§ Prompt: Please restate each entry word for word and leave the pictures out.

Source material Block Start

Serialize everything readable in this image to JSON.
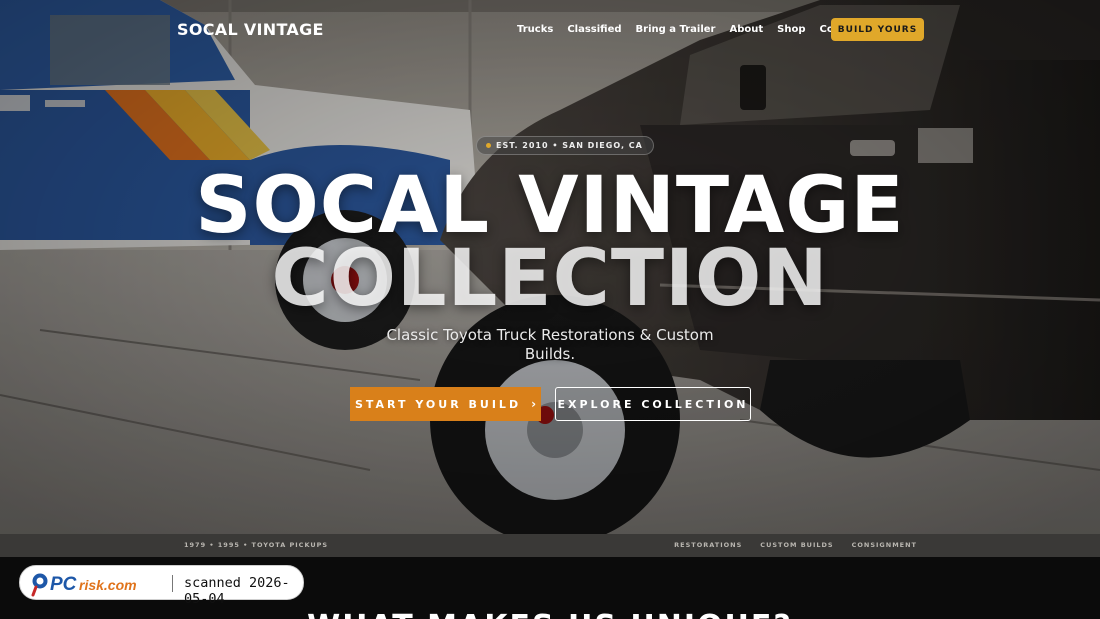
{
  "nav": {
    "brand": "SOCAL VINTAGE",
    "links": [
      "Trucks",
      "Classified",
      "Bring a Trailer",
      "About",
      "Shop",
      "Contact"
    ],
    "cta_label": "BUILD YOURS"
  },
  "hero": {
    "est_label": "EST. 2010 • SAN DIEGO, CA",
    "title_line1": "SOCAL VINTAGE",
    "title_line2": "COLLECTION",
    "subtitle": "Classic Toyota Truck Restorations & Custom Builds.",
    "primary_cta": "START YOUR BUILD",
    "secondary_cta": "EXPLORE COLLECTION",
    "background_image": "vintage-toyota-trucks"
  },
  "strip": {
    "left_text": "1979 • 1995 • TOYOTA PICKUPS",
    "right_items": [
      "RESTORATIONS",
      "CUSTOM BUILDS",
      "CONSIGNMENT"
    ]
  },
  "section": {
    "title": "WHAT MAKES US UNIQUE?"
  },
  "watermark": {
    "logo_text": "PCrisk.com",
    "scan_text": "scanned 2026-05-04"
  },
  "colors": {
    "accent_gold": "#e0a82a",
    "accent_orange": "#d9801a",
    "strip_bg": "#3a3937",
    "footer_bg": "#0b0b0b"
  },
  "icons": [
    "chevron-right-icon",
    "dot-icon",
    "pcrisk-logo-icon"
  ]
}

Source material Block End

§ Worked solution:
Serialize everything readable in this image to JSON.
{
  "nav": {
    "brand": "SOCAL VINTAGE",
    "links": [
      "Trucks",
      "Classified",
      "Bring a Trailer",
      "About",
      "Shop",
      "Contact"
    ],
    "cta_label": "BUILD YOURS"
  },
  "hero": {
    "est_label": "EST. 2010 • SAN DIEGO, CA",
    "title_line1": "SOCAL VINTAGE",
    "title_line2": "COLLECTION",
    "subtitle": "Classic Toyota Truck Restorations & Custom Builds.",
    "primary_cta": "START YOUR BUILD",
    "secondary_cta": "EXPLORE COLLECTION",
    "background_image": "vintage-toyota-trucks"
  },
  "strip": {
    "left_text": "1979 • 1995 • TOYOTA PICKUPS",
    "right_items": [
      "RESTORATIONS",
      "CUSTOM BUILDS",
      "CONSIGNMENT"
    ]
  },
  "section": {
    "title": "WHAT MAKES US UNIQUE?"
  },
  "watermark": {
    "logo_text": "PCrisk.com",
    "scan_text": "scanned 2026-05-04"
  },
  "colors": {
    "accent_gold": "#e0a82a",
    "accent_orange": "#d9801a",
    "strip_bg": "#3a3937",
    "footer_bg": "#0b0b0b"
  },
  "icons": [
    "chevron-right-icon",
    "dot-icon",
    "pcrisk-logo-icon"
  ]
}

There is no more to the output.